- Durras Lake outlet. We did not attempt to swim because the water and air were cool and we were not inclined to get wet. The tidal current was flowing and we did not want to wait for slack tide. It should not be a problem to swim at slack water at either high or low water, particularly if the water is warm.
- Tomaga River. Same story as Durras Lake.
- Tuross Lake outlet. Same story as Durras Lake.
- Pambula Lake outlet. Swimmable at low tide slack water, but not swimmable when there is tidal current, and possibly too wide at high tide slack water to swim.
- Mallacoota Lake outlet. Same story as Durras Lake.
- Huskisson River: We swam across at fairly high tide when there was strong inflowing current.
- Wallaga Lake outlet: We easily swam when there was inflowing current at fairly low tide.
- Wapengo Lagoon Outlet: We easily swam at slack tide.
- Mallacoota Lake backwater: We got a boat lift across the main channel to a big sandbar, and then after walking several hundred meters on the sandbar we swam across a calm backwater to shore.

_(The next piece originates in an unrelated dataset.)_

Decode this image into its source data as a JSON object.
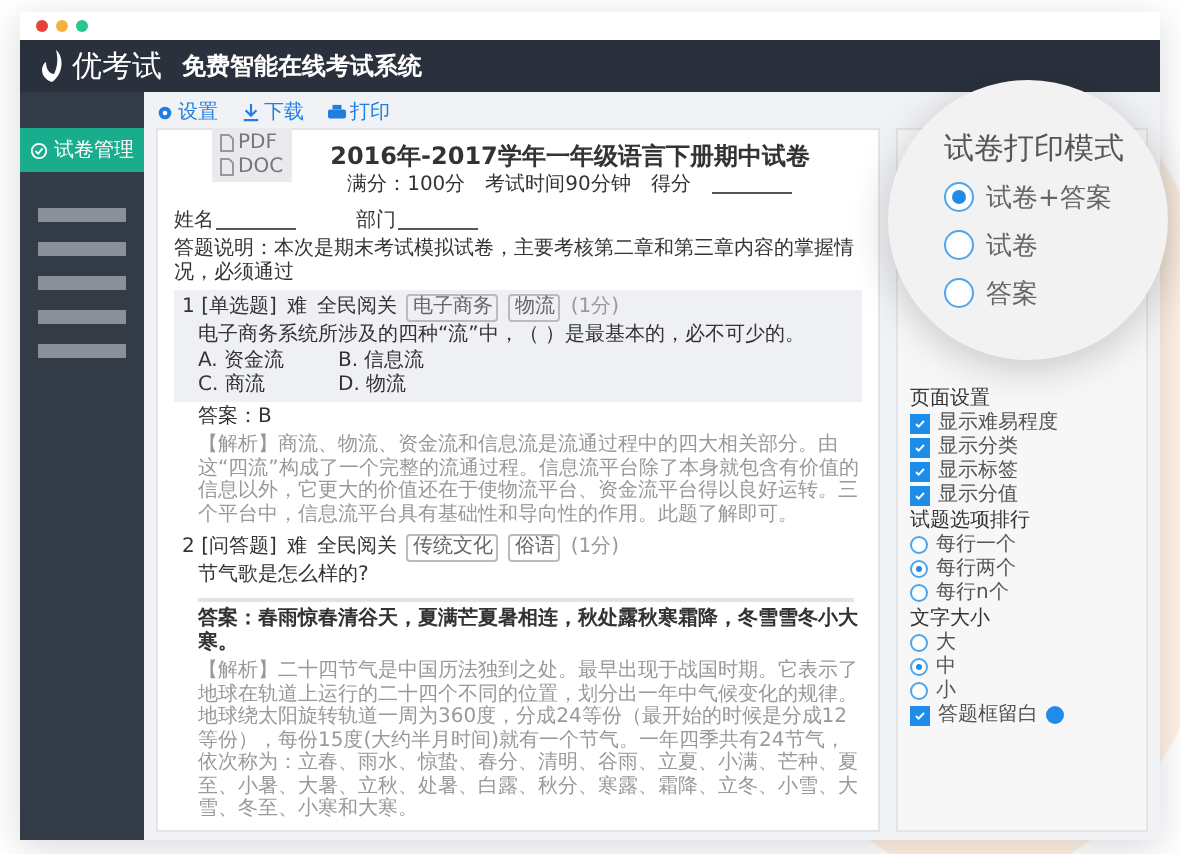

We each carried a Sea to Summit eVAC 65-liter Dry Sack in which we put all of our gear including packs, food, and shoes. These bags weigh 5.2 ounces and worked extremely well for us. We added a nylon cord and a Velcro ankle strap so we could swim without the risk of losing the bags to currents. The bags also provided decent flotation during the river crossings and they never leaked. The water was 16º-17º C (61º-63º F), not comfortable, but also not dangerous. We wore lightweight wading shoes when we swam, which was necessary as some crossings have piles of extremely sharp rocks and shells along their shorelines.